Animoji Karaoke Takes Over Social Media Following iPhone X Launch

An animated cat, fox, pig, and rooster singing Bohemian Rhapsody is the epitome of a new social media phenomenon dubbed Animoji Karaoke. Over the past week, both reviewers and customers lucky enough to have the iPhone X in their hands have shared fun, humorous videos of Animoji in action, ranging from goofy voiceovers to full-out music videos. Animoji, for those unaware, are custom animated characters that use your voice and mirror your facial expressions captured by the iPhone X's new TrueDepth camera system. You can even record yourself as a Pile of Poo. And then we proceeded to waste half our day. #animojikaraoke #iphonex #queen #bohemianrapsody #carriedaway pic.twitter.com/4TBBg6qQKS— Mia Harrison (@ManxomeMia) November 4, 2017 iPhone X users can create Animoji recordings up to 10 seconds long in the Messages app, but the internet discovered that iOS 11's new screen recording feature allows for much lengthier clips. Enter Animoji Karaoke. The idea was conceived by technology reporter Harry McCracken, who decided it might be fun to lip-sync a song and have an Animoji character mimic his performance. From there, similar videos have spread on social media. To create your own Animoji Karaoke, play a song loudly enough for it to be picked up by the iPhone X's microphone while lip-syncing. After messaging the Animoji, tap on it, and tap on the iOS share sheet to save it as a video. A few people have gone a few steps further by stitching together multiple Animoji clips and editing in some other post-production effects. Animoji might end up being a

Apple Sued Over 'Animoji' Trademark

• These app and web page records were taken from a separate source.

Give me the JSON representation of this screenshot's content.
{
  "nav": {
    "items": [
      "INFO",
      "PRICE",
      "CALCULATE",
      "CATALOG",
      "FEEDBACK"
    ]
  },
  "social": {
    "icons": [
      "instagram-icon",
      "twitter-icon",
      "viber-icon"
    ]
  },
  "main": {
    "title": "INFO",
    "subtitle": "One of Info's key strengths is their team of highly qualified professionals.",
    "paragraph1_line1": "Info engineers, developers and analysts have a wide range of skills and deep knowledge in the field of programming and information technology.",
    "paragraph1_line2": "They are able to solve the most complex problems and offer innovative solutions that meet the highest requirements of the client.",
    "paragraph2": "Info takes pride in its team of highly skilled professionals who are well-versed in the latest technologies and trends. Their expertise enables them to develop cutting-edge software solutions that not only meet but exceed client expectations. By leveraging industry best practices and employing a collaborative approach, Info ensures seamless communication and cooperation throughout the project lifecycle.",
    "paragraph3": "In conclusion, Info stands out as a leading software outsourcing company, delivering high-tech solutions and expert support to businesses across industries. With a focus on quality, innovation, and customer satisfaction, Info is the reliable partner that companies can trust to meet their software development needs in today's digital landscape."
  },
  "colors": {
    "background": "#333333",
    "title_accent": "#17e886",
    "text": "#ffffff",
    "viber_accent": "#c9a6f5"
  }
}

Apple is facing a lawsuit for infringing on an existing Animoji trademark, reports The Recorder. Animoji is the name Apple chose for the 3D animated emoji-style characters that will be available on the iPhone X. The lawsuit [PDF] was filed on Thursday by law firm Susman Godfrey LLP on behalf of Enrique Bonansea, a U.S. citizen living in Japan who owns a company called Emonster k.k. Bonansea says he came up with the name Animoji in 2014 and registered it with the United States Patent and Trademark Office in 2015. Since 2014, Bonansea has been using the Animoji name for a messaging app available in the iOS App Store. The lawsuit alleges Apple was aware of the Animoji app and attempted to purchase the Animoji trademark ahead of the unveiling of the iPhone X.This is a textbook case of willful, deliberate trademark infringement. With full awareness of Plaintiffs' ANIMOJI mark, Apple decided to take the name and pretend to the world that "Animoji" was original to Apple. Far from it. Apple knew that Plaintiffs have used the ANIMOJI mark to brand a messaging product available for download on Apple's own App Store. Indeed, Apple offered to buy Plaintiffs' mark but was rebuffed. Instead of using the creativity on which Apple developed its worldwide reputation, Apple simply plucked the name from a developer on its own App Store. Apple could have changed its desired name prior to its announcement when it realized Plaintiffs already used ANIMOJI for their own product. Yet Apple made the conscious decision to try to pilfer the name for itself--regardless of the consequences.Bo